§ Input material:
Segment Open
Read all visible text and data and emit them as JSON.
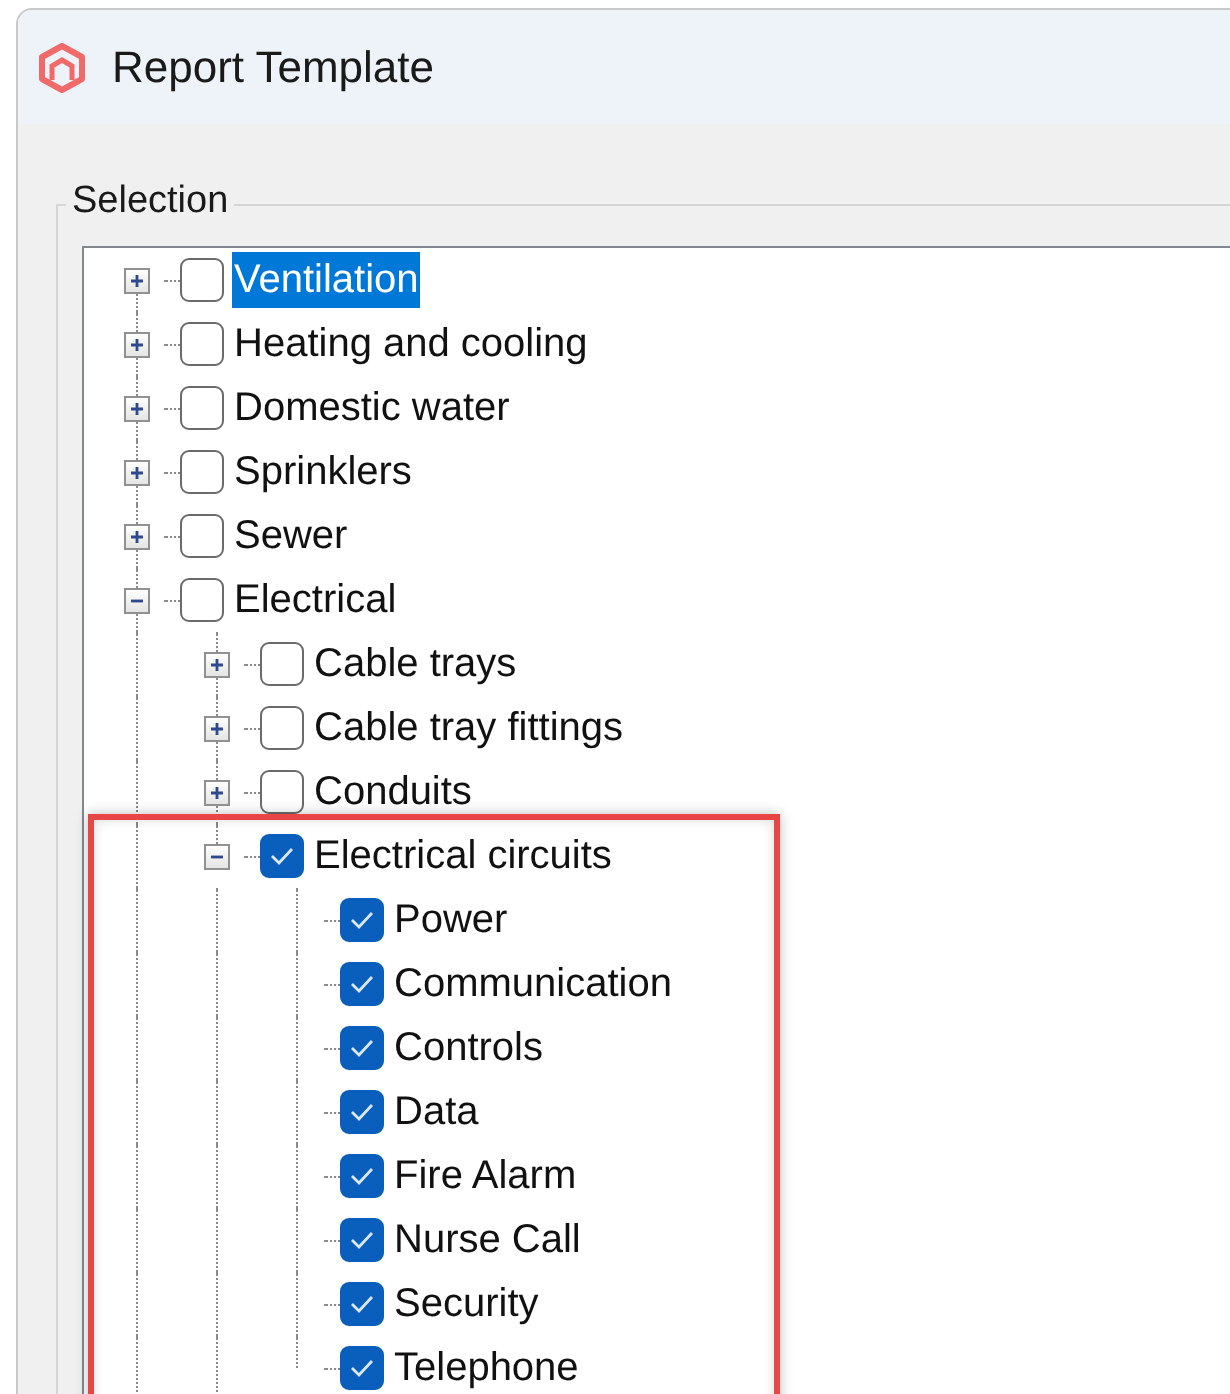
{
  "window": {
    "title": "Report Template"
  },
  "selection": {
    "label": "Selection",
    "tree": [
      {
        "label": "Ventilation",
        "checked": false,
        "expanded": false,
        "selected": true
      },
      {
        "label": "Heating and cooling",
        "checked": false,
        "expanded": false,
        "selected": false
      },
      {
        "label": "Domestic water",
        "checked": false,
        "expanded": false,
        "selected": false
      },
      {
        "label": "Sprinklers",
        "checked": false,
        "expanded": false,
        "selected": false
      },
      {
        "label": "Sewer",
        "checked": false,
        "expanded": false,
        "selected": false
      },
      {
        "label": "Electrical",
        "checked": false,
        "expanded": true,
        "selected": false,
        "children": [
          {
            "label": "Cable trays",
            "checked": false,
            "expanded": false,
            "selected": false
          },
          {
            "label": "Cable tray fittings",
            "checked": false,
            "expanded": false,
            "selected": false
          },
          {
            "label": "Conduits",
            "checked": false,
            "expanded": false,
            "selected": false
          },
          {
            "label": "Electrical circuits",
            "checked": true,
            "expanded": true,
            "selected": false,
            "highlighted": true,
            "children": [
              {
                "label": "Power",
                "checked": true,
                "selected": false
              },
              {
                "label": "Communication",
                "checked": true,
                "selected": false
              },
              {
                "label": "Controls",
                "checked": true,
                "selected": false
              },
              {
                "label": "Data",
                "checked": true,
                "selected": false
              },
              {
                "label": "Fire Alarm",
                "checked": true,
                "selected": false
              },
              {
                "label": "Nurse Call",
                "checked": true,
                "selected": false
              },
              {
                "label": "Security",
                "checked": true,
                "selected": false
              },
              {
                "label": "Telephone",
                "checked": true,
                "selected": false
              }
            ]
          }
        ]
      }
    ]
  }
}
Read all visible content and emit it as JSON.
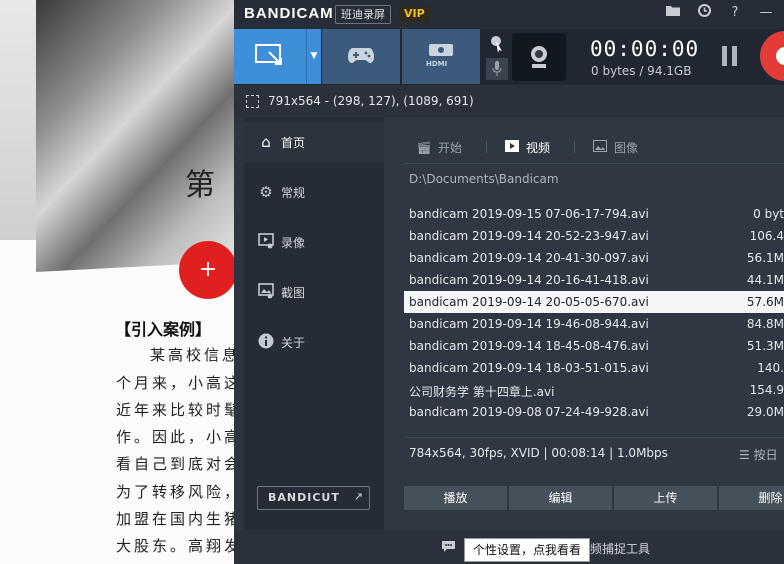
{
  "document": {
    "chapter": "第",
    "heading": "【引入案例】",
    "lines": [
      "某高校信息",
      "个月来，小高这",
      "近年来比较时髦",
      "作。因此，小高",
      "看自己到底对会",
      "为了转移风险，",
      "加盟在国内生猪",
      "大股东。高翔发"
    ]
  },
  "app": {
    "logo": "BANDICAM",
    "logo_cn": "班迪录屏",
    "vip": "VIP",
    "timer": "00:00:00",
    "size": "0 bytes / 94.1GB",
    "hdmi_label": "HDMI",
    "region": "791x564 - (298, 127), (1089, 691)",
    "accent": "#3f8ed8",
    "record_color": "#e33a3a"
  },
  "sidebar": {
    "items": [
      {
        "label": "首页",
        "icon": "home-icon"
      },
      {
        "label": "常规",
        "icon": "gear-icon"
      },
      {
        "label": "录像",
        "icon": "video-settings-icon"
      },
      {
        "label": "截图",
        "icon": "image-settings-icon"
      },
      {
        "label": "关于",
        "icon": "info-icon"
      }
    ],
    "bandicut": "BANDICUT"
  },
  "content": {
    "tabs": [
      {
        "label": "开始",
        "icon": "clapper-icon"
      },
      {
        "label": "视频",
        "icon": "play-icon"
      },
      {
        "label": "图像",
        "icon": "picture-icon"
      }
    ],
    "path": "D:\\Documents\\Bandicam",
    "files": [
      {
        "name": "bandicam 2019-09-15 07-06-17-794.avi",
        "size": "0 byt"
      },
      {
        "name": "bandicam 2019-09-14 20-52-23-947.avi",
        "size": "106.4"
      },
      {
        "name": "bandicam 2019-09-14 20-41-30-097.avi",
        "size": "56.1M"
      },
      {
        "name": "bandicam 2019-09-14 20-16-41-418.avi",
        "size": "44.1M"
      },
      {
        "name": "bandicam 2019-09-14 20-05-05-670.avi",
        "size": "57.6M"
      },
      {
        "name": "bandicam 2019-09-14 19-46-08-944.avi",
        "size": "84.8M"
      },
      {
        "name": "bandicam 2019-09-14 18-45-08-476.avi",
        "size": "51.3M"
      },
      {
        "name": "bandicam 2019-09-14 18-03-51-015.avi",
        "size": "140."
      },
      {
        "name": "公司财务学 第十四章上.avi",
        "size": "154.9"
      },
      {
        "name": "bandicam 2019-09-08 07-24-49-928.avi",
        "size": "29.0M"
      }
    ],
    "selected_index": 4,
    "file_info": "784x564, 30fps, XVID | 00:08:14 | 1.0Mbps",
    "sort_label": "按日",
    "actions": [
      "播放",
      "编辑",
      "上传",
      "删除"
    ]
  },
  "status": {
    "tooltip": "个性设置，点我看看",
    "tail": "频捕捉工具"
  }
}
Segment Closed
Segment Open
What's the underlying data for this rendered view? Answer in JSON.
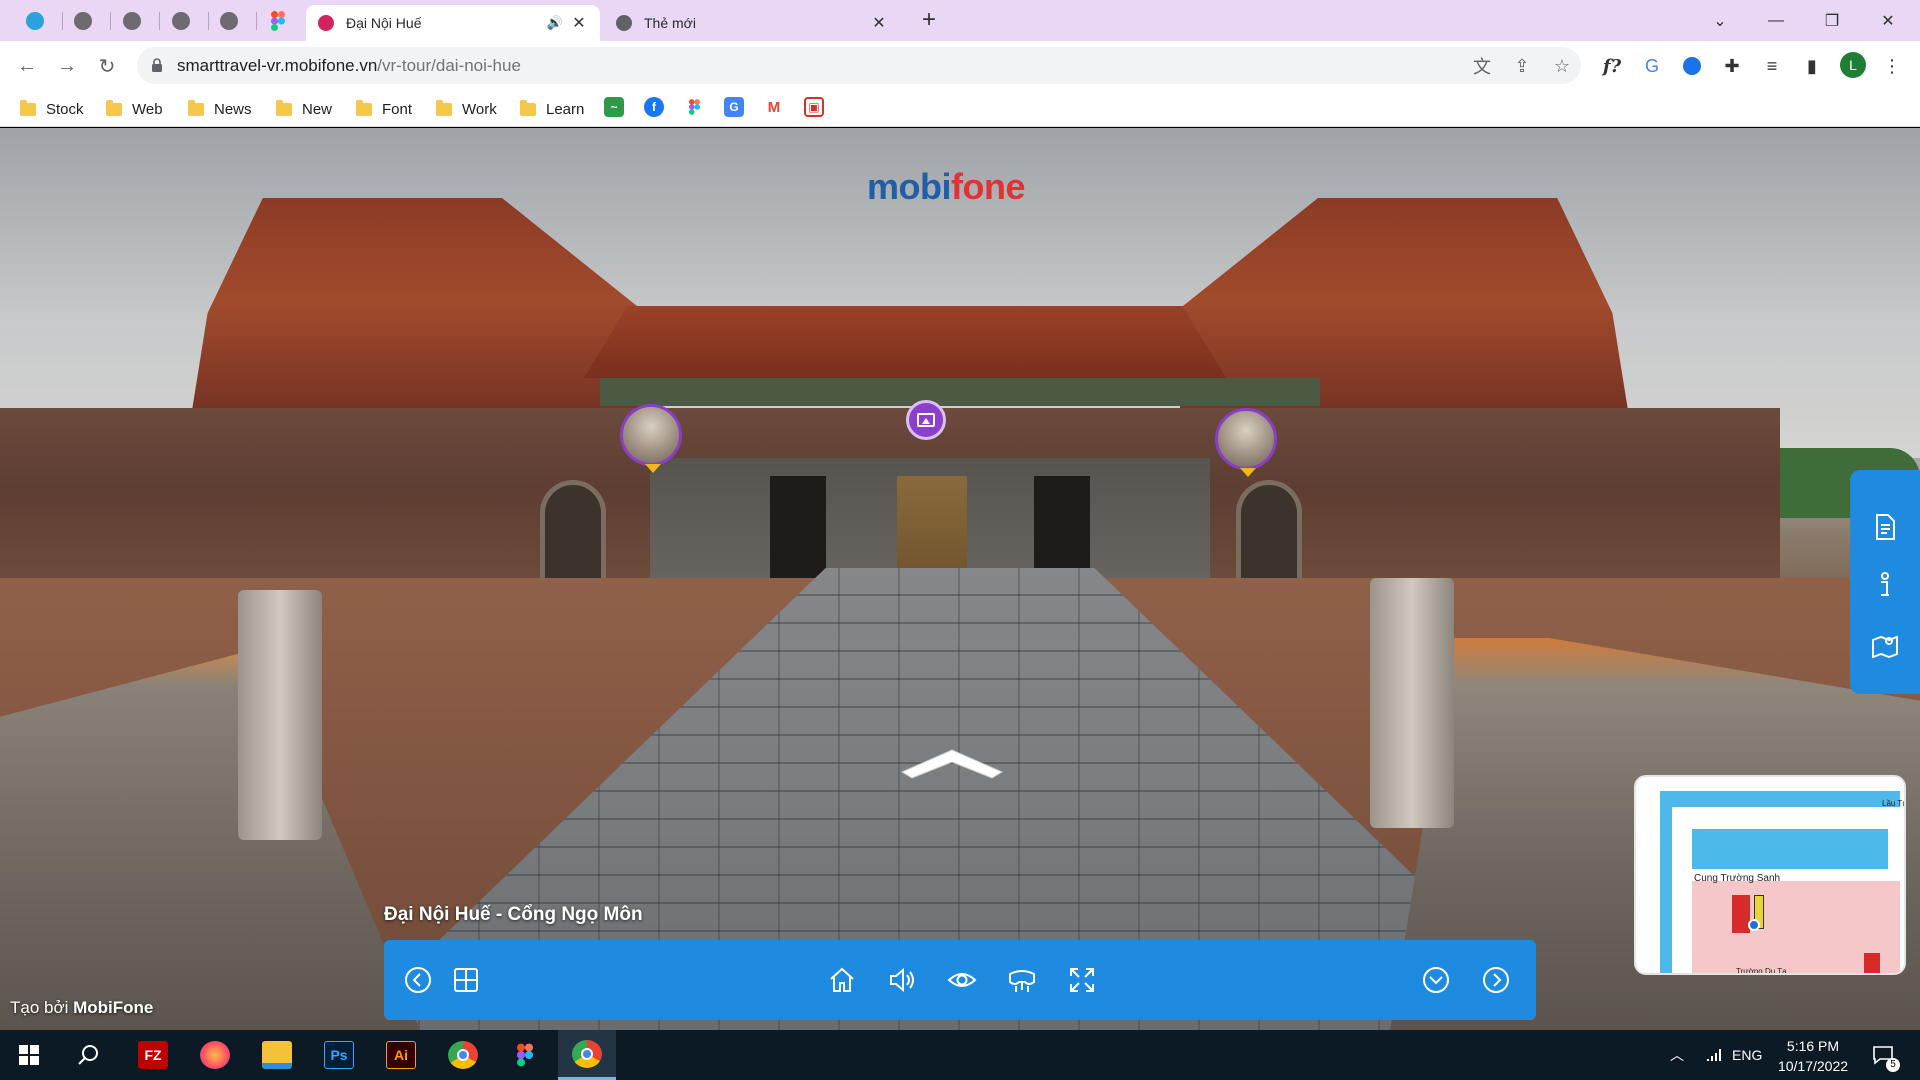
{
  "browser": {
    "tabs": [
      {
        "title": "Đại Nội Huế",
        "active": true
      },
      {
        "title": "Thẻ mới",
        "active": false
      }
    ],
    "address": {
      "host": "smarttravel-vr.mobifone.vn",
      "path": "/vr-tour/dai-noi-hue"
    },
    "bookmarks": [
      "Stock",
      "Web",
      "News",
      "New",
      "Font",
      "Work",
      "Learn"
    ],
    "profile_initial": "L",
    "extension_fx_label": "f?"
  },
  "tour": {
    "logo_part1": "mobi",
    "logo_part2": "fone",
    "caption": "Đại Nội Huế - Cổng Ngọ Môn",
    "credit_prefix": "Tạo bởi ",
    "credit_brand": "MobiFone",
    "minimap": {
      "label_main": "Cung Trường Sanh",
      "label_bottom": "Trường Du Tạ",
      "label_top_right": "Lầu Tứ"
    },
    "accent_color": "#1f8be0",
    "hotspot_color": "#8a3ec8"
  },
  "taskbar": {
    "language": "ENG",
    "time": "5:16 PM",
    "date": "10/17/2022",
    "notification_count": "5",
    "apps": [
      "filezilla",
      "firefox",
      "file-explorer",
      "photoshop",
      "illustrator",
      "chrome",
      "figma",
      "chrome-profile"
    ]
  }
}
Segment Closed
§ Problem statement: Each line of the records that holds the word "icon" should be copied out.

§ Answer to the problem:
        "icon": "home-icon"
        "icon": "gear-icon"
        "icon": "video-settings-icon"
        "icon": "image-settings-icon"
        "icon": "info-icon"
        "icon": "clapper-icon"
        "icon": "play-icon"
        "icon": "picture-icon"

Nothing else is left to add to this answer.